Obama administration's run on guns impacts law enforcement
Law enforcement agencies across the country face back orders and waiting lists for tactical assault rifles and ammunition, as a national run on firearms by civilian consumers has started to hamper public safety efforts.Obama has done more for gun and ammo sales than any previous President. At this point it looks like the weapons bans have little prospect of passing Congress. The administration is scaling back its must have list to universal background checks. The problem with that is the logistics of enforcing and requiring back ground checks for sales by individuals. A year from now you may be able to get a deal on an AR-15.
While larger departments in Central Texas, including Austin’s, are able to make deals that guarantee they have the supplies they need, some smaller operations are struggling, going so far as to encourage officers to conserve bullets by cutting back on range practice.
The Rollingwood Police Department decided to update its patrol rifles — currently government surplus M-16s — with more modern tactical arms in the wake of the shootings at Sandy Hook Elementary in Newtown, Conn. But Rollingwood Chief Dayne Pryor was told he’d have to get in line for the Bushmaster .223 rifles he wanted.
The waiting list for the rifles was more than a year, Pryor said, and the waiting list for new handguns is eight to 12 months.
The Round Rock Police Department has had tactical rifles on back order since October — just before the presidential election — and police departments from Pflugerville to Buda are having trouble getting the ammunition they need for training and certifications.
This isn’t the first time local departments have seen ammunition become scarce. Shortages have occurred periodically in the last decade because of the wars in Iraq and Afghanistan and because of an increase in consumer purchasing when gun control enters the national conversation.
“This is panic buying,” Pryor said. “People don’t realize that it affects law enforcement just like the people buying guns at Academy.”
Some weapons distributors suspect the shortages for law enforcement are aggravated because arms manufacturers might be giving priority to consumer supply chains, which command higher prices for weapons, over law enforcement distribution.
... the industry standard is for military and law enforcement orders to get priority. However, manufacturers can set higher prices on the retail products. A new Glock pistol, for example, is priced about $100 cheaper for military and police orders.
Casey Wagnon, a manager at Tex-Guns in South Austin, said consumer demand has been beyond anything the shop has seen in years.

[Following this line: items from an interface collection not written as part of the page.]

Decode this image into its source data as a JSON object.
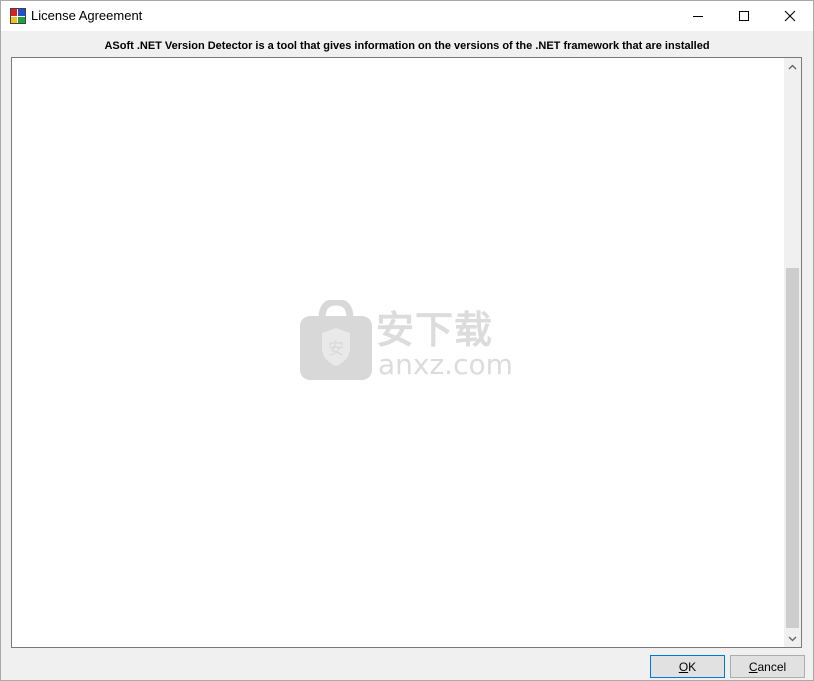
{
  "window": {
    "title": "License Agreement",
    "controls": {
      "minimize_icon": "minimize-icon",
      "maximize_icon": "maximize-icon",
      "close_icon": "close-icon"
    }
  },
  "header": {
    "description": "ASoft .NET Version Detector is a tool that gives information on the versions of the .NET framework that are installed"
  },
  "license_text": {
    "value": ""
  },
  "watermark": {
    "cn_text": "安下载",
    "en_text": "anxz.com",
    "icon": "shield-icon"
  },
  "buttons": {
    "ok_label": "OK",
    "cancel_label": "Cancel"
  },
  "colors": {
    "titlebar_bg": "#ffffff",
    "window_bg": "#f0f0f0",
    "default_button_border": "#0078d7"
  }
}
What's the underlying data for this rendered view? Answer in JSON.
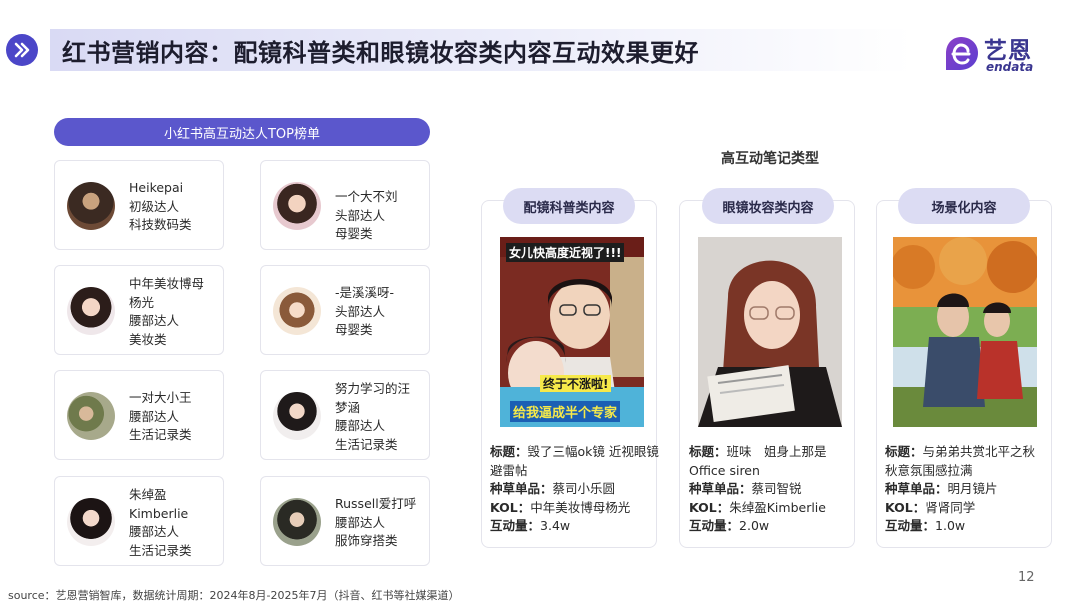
{
  "header": {
    "title": "红书营销内容：配镜科普类和眼镜妆容类内容互动效果更好",
    "logo_cn": "艺恩",
    "logo_en": "endata",
    "accent": "#4b46c8"
  },
  "ranking": {
    "title": "小红书高互动达人TOP榜单",
    "items": [
      {
        "lines": [
          "Heikepai",
          "初级达人",
          "科技数码类"
        ]
      },
      {
        "lines": [
          "一个大不刘",
          "头部达人",
          "母婴类"
        ]
      },
      {
        "lines": [
          "中年美妆博母",
          "杨光",
          "腰部达人",
          "美妆类"
        ]
      },
      {
        "lines": [
          "-是溪溪呀-",
          "头部达人",
          "母婴类"
        ]
      },
      {
        "lines": [
          "一对大小王",
          "腰部达人",
          "生活记录类"
        ]
      },
      {
        "lines": [
          "努力学习的汪",
          "梦涵",
          "腰部达人",
          "生活记录类"
        ]
      },
      {
        "lines": [
          "朱绰盈",
          "Kimberlie",
          "腰部达人",
          "生活记录类"
        ]
      },
      {
        "lines": [
          "Russell爱打呼",
          "腰部达人",
          "服饰穿搭类"
        ]
      }
    ]
  },
  "note_types": {
    "title": "高互动笔记类型",
    "cards": [
      {
        "label": "配镜科普类内容",
        "thumb_caption": "女儿快高度近视了!!!",
        "thumb_caption2": "终于不涨啦!",
        "thumb_caption3": "给我逼成半个专家",
        "title_label": "标题：",
        "title": "毁了三幅ok镜 近视眼镜避雷帖",
        "product_label": "种草单品：",
        "product": "蔡司小乐圆",
        "kol_label": "KOL：",
        "kol": "中年美妆博母杨光",
        "interact_label": "互动量：",
        "interact": "3.4w"
      },
      {
        "label": "眼镜妆容类内容",
        "title_label": "标题：",
        "title": "班味　姐身上那是Office siren",
        "product_label": "种草单品：",
        "product": "蔡司智锐",
        "kol_label": "KOL：",
        "kol": "朱绰盈Kimberlie",
        "interact_label": "互动量：",
        "interact": "2.0w"
      },
      {
        "label": "场景化内容",
        "title_label": "标题：",
        "title": "与弟弟共赏北平之秋　秋意氛围感拉满",
        "product_label": "种草单品：",
        "product": "明月镜片",
        "kol_label": "KOL：",
        "kol": "肾肾同学",
        "interact_label": "互动量：",
        "interact": "1.0w"
      }
    ]
  },
  "page_number": "12",
  "footer": "source：艺恩营销智库，数据统计周期：2024年8月-2025年7月（抖音、红书等社媒渠道）"
}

“It has increased tremendously since about Dec. 18,” Wagnon said. That’s when President Obama announced plans to crack down on gun violence, possibly through increased gun regulation. “All my suppliers are out of guns and ammunition because they have been bought up. I know manufacturers are making them as quick as they can, but as long as demand is up, they sell out just as quick.”